29 September 1888
To the Editor of the Pall Mall Gazette
Three weeks have now passed since Annie Chapman was discovered and mutilated in a squalid back court in Hanbury street, and this, the last of a series of terrible outrages that have recently been perpetrated in Whitechapel, within a few hundred yards of each other, already promises to join the majority of undiscovered crimes of cruel London. Mr. Wynne E. Baxter, the coroner before whom the case has been investigated, may certainly be congratulated on the fascinating and astounding theory he propounded on Wednesday in his charge to the jury, though he can scarcely be congratulated on his powers of logical sequence. According to Mr. Baxter, an American gentleman called some months back on the curator of the Pathological Museum, and having explained that he was publishing a medical work, with each copy of which he was desirous of issuing an actual specimen of the part treated therein, he offered the forementioned official £20 for every such specimen he could procure for him. Without wishing to appear frivolous, surely I must ask at what price a work whose "supplement" is to cost £20 is to be published at; and if the cost of production is expected to be covered by the publishing price, where a market is to be found for so costly a work? But the most ingenious part of Mr. Baxter's theory now follows.

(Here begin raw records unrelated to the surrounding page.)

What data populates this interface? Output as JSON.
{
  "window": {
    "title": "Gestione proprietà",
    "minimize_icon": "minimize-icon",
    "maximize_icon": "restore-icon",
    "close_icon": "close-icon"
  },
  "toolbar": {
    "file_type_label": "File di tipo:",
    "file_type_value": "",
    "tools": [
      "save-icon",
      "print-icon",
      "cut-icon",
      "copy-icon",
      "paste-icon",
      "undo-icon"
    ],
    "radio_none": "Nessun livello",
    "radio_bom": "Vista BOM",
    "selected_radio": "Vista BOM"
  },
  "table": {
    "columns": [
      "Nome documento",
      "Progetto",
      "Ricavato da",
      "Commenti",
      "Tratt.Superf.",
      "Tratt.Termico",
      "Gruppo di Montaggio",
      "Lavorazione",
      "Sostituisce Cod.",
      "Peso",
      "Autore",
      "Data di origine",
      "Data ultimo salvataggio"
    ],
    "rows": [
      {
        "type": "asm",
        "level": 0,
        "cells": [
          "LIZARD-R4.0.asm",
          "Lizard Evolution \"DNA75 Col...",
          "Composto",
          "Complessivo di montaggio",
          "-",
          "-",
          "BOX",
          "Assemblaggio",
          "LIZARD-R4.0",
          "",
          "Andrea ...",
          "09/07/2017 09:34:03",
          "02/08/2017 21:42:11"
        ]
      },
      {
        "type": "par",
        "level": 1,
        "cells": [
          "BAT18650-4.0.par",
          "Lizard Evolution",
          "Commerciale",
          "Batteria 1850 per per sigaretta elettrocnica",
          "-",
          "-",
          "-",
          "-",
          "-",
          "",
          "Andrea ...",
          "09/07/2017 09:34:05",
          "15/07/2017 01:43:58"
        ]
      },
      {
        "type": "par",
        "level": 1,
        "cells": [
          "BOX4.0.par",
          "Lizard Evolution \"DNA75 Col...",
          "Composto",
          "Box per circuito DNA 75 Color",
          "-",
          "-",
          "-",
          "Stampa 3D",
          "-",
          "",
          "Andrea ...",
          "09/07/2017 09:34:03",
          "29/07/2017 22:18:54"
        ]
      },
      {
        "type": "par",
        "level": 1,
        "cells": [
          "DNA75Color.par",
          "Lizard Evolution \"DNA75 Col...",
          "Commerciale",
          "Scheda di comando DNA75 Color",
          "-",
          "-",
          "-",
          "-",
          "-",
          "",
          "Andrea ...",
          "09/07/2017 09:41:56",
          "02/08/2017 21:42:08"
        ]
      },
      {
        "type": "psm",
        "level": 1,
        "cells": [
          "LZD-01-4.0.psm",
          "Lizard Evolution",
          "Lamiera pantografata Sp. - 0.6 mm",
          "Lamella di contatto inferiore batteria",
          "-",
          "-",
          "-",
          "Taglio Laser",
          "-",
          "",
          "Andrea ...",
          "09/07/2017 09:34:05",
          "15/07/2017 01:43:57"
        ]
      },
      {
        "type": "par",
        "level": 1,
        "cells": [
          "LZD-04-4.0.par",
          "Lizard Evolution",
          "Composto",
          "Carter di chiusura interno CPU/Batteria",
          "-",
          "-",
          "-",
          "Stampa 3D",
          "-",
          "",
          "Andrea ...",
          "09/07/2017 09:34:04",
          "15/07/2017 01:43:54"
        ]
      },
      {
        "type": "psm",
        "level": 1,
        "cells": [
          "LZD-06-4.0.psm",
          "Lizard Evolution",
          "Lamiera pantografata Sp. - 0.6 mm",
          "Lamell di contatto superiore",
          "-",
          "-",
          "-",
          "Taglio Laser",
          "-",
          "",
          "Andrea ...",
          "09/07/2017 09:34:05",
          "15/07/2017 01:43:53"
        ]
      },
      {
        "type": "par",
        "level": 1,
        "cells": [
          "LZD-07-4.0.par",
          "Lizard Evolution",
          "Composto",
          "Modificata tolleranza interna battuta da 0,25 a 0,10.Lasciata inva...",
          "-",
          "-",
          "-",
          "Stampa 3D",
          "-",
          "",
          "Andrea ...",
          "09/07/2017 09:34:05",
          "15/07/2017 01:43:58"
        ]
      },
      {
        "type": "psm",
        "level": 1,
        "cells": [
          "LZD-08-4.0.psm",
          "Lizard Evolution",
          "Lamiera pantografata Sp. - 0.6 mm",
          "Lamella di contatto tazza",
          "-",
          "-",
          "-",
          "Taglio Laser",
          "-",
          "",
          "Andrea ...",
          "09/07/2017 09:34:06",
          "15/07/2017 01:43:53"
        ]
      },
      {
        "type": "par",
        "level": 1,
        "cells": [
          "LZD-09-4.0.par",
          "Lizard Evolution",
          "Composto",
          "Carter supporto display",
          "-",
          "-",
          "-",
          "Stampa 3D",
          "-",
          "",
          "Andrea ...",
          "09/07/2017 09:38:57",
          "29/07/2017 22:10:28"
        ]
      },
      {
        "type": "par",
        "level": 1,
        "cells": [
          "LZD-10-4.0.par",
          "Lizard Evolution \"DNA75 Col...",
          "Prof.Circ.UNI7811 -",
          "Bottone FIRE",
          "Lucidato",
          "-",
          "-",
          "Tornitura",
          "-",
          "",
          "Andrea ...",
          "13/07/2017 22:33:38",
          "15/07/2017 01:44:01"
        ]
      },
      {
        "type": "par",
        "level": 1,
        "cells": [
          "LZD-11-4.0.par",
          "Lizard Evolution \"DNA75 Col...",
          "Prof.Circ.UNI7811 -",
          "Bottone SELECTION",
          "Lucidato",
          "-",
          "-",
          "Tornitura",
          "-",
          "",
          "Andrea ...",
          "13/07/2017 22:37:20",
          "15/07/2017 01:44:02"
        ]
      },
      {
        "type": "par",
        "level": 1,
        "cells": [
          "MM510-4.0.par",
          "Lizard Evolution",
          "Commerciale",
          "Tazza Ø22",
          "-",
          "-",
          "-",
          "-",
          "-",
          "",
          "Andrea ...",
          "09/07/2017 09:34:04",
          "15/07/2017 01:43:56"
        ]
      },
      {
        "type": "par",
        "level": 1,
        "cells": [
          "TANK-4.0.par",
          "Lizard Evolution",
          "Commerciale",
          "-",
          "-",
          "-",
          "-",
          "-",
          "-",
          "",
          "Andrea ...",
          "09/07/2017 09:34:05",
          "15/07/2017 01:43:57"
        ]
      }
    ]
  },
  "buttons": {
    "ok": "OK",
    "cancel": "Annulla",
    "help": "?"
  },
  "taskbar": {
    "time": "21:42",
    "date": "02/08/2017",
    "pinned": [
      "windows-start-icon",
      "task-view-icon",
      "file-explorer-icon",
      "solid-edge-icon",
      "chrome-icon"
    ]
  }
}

According to him, a market for such specimens of the human frame having been found to exist, the hour beings forth the man, and a ruffian is found who, tempted by the reward, hastens to procure the object of the American gentleman's desire. Did it not strike the coroner that under the circumstances the murderer left himself no loophole for escape? A work published with so unusual a "supplement" must at once attract considerable notice; and, considering the world wide excitement caused by the late murders, would the author not be immediately called upon to account for every specimen in his possession, the dates on which procured, and every conceivable data relating to each? Had the murderer's object been the one suggested by Mr. Baxter, would he not rather have inveigled his victim or victims into some secluded place, where his crime could have been committed without at once being detected, and therefore not only at once stopping his or her depredations, but beside at once closing his market? Why, again, should he in each case have so arranged the appalling details as specially to intensify the sensationalism of his crimes and so attract the notice of the entire civilized world to them? Again, why within a few weeks commit three different crimes all almost precisely similar in their details, and all in precisely the same neighbourhood, instead, say, of committing one in Whitechapel, another in Bermondsey, and a third in Camberwell? Does this not rather show that the murderer lives in and is acquainted with the locality where the murders were committed? And yet Mr. Wynne E. Baxter remarks: "There is little doubt that the deceased (Annie Chapman) knew the place (the little back court where the murder was committed, one out of hundreds similar to it in the neighbourhood), for it was only three or four hundred yards from where she lodged. If so, it is quite unnecessary to assume that her companion had any such knowledge."
May I ask Mr. Baxter which of the two had most need of security - the woman who entered the court for an immoral purpose, or the man who, according to him, deliberately entered it to commit a terrible murder followed by a long and delicate surgical operation. But, again - which is even more astounding - Mr. Baxter asks us to believe that this human fiend, a comparative stranger, if not a total one, to the locality, at six o'clock on a light September morning, in a neighbourhood where at that hour half the inhabitants are up and hurrying to their work, quietly issues out of No. 29, Hanbury street, "with a brown hat on his head and a dark coat on his back," reeking with blood, with every proof of the crime about his person - a crime which he has not only taken no pains to conceal, but every detail of which he had prepared with almost fiendish ingenuity so as to create excitement, and with the knowledge that within a very few hours ot must be the main topic of conversation throughout the town - and walks carelessly to some distant spot through the now fairly crowded streets, unnoticed and unsuspected, and calmly remits, probably by parcel post, the desire specimen to his American patron.
Charles Ed. Jerningham.